Sympathy says, “I always feel terrible for these slave workers. Its very sad.”
- Empathy says, “It’s sad to see this man asking for alms. I must figure out how I can take him off the street.
Sympathy says, “It’s sad to see this man begging for alms. I should give him some money.”
Sympathy: You visit a friend who loses a loved one. You take in their pain and grief and wish for all things to make their pain go away, because you cannot stand watching them deal with such pain.
Sympathy wishes to take another’s pain away or attempts to “rescue” one from themselves.
Empathy: You understand that no matter how much you love this person, you cannot make their pain go away.

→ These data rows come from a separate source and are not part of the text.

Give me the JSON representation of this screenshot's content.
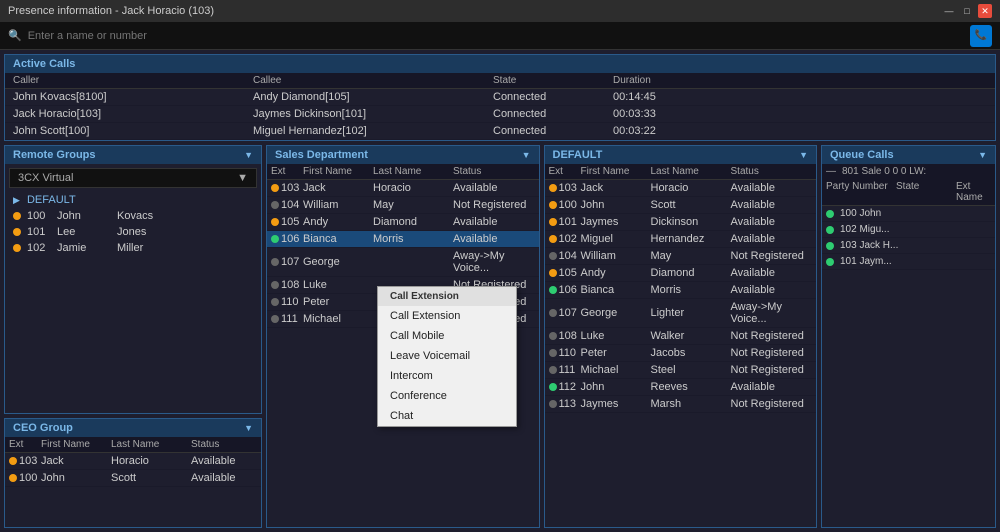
{
  "titleBar": {
    "title": "Presence information - Jack Horacio (103)",
    "minBtn": "—",
    "maxBtn": "□",
    "closeBtn": "✕"
  },
  "search": {
    "placeholder": "Enter a name or number"
  },
  "activeCalls": {
    "title": "Active Calls",
    "headers": [
      "Caller",
      "Callee",
      "State",
      "Duration"
    ],
    "rows": [
      {
        "caller": "John Kovacs[8100]",
        "callee": "Andy Diamond[105]",
        "state": "Connected",
        "duration": "00:14:45"
      },
      {
        "caller": "Jack Horacio[103]",
        "callee": "Jaymes Dickinson[101]",
        "state": "Connected",
        "duration": "00:03:33"
      },
      {
        "caller": "John Scott[100]",
        "callee": "Miguel Hernandez[102]",
        "state": "Connected",
        "duration": "00:03:22"
      }
    ]
  },
  "remoteGroups": {
    "title": "Remote Groups",
    "selectedGroup": "3CX Virtual",
    "groupLabel": "DEFAULT",
    "contacts": [
      {
        "ext": "100",
        "firstName": "John",
        "lastName": "Kovacs",
        "status": "yellow"
      },
      {
        "ext": "101",
        "firstName": "Lee",
        "lastName": "Jones",
        "status": "yellow"
      },
      {
        "ext": "102",
        "firstName": "Jamie",
        "lastName": "Miller",
        "status": "yellow"
      }
    ]
  },
  "salesDept": {
    "title": "Sales Department",
    "headers": [
      "Ext",
      "First Name",
      "Last Name",
      "Status"
    ],
    "rows": [
      {
        "ext": "103",
        "firstName": "Jack",
        "lastName": "Horacio",
        "status": "Available",
        "dot": "yellow"
      },
      {
        "ext": "104",
        "firstName": "William",
        "lastName": "May",
        "status": "Not Registered",
        "dot": "gray"
      },
      {
        "ext": "105",
        "firstName": "Andy",
        "lastName": "Diamond",
        "status": "Available",
        "dot": "yellow"
      },
      {
        "ext": "106",
        "firstName": "Bianca",
        "lastName": "Morris",
        "status": "Available",
        "dot": "green",
        "selected": true
      },
      {
        "ext": "107",
        "firstName": "George",
        "lastName": "",
        "status": "Away->My Voice...",
        "dot": "gray"
      },
      {
        "ext": "108",
        "firstName": "Luke",
        "lastName": "",
        "status": "Not Registered",
        "dot": "gray"
      },
      {
        "ext": "110",
        "firstName": "Peter",
        "lastName": "",
        "status": "Not Registered",
        "dot": "gray"
      },
      {
        "ext": "111",
        "firstName": "Michael",
        "lastName": "",
        "status": "Not Registered",
        "dot": "gray"
      }
    ]
  },
  "contextMenu": {
    "header": "Call Extension",
    "items": [
      "Call Extension",
      "Call Mobile",
      "Leave Voicemail",
      "Intercom",
      "Conference",
      "Chat"
    ]
  },
  "defaultGroup": {
    "title": "DEFAULT",
    "headers": [
      "Ext",
      "First Name",
      "Last Name",
      "Status"
    ],
    "rows": [
      {
        "ext": "103",
        "firstName": "Jack",
        "lastName": "Horacio",
        "status": "Available",
        "dot": "yellow"
      },
      {
        "ext": "100",
        "firstName": "John",
        "lastName": "Scott",
        "status": "Available",
        "dot": "yellow"
      },
      {
        "ext": "101",
        "firstName": "Jaymes",
        "lastName": "Dickinson",
        "status": "Available",
        "dot": "yellow"
      },
      {
        "ext": "102",
        "firstName": "Miguel",
        "lastName": "Hernandez",
        "status": "Available",
        "dot": "yellow"
      },
      {
        "ext": "104",
        "firstName": "William",
        "lastName": "May",
        "status": "Not Registered",
        "dot": "gray"
      },
      {
        "ext": "105",
        "firstName": "Andy",
        "lastName": "Diamond",
        "status": "Available",
        "dot": "yellow"
      },
      {
        "ext": "106",
        "firstName": "Bianca",
        "lastName": "Morris",
        "status": "Available",
        "dot": "green"
      },
      {
        "ext": "107",
        "firstName": "George",
        "lastName": "Lighter",
        "status": "Away->My Voice...",
        "dot": "gray"
      },
      {
        "ext": "108",
        "firstName": "Luke",
        "lastName": "Walker",
        "status": "Not Registered",
        "dot": "gray"
      },
      {
        "ext": "110",
        "firstName": "Peter",
        "lastName": "Jacobs",
        "status": "Not Registered",
        "dot": "gray"
      },
      {
        "ext": "111",
        "firstName": "Michael",
        "lastName": "Steel",
        "status": "Not Registered",
        "dot": "gray"
      },
      {
        "ext": "112",
        "firstName": "John",
        "lastName": "Reeves",
        "status": "Available",
        "dot": "green"
      },
      {
        "ext": "113",
        "firstName": "Jaymes",
        "lastName": "Marsh",
        "status": "Not Registered",
        "dot": "gray"
      }
    ]
  },
  "queueCalls": {
    "title": "Queue Calls",
    "bar": "801  Sale  0  0  0  LW:",
    "headers": [
      "Party Number",
      "State",
      "",
      "Ext  Name"
    ],
    "rows": [
      {
        "name": "100  John",
        "dot": "green"
      },
      {
        "name": "102  Migu...",
        "dot": "green"
      },
      {
        "name": "103  Jack H...",
        "dot": "green"
      },
      {
        "name": "101  Jaym...",
        "dot": "green"
      }
    ]
  },
  "ceoGroup": {
    "title": "CEO Group",
    "headers": [
      "Ext",
      "First Name",
      "Last Name",
      "Status"
    ],
    "rows": [
      {
        "ext": "103",
        "firstName": "Jack",
        "lastName": "Horacio",
        "status": "Available",
        "dot": "yellow"
      },
      {
        "ext": "100",
        "firstName": "John",
        "lastName": "Scott",
        "status": "Available",
        "dot": "yellow"
      }
    ]
  }
}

The best you can do is to be present, listen and validate. This you do, knowing that once the denial phase (grief) elapses, acceptance will set in (healing).
Empathy does not wish. She does not attempt to interfere, she intervenes.
Why is empathy important in leadership?
As with every other facet of life, empathy forms the basis of any true leadership.
In a research carried out by Management research group, it cited empathy in leadership as twice as important, among the behaviors relevant for effective leadership.
Have a look:
- Empathy drills a leader to build connection with other members of a team, for a collective goal and astounding result.
- It builds capacity required for growth.
- A true leader looks at a long-term goal, structures and implements it, no matter the cost, in the interest of permanently eradicating that problem.
- An empathetic leader puts his or her feeling into action.
- Empathy helps one stay grounded in making tough decisions.
- It is also necessary in building employees in their areas of strength and beyond their expertise.
I find new learning very interesting; especially one that leads to evolution.
The rate of human evolution that sums up for the successes and failure of various relationships, takes its root in empathy (or the lack thereof).In every relationship, strive for empathy, not sympathy.Click To TweetIn every form of relationship, strive for empathy, not sympathy. The difference in both concepts, lie in their value.
Now that you finished savoring this article on empathy vs sympathy, it is time to implement what you have learned… or if you feel overwhelmed, you can always reach out to me or drop a comment below.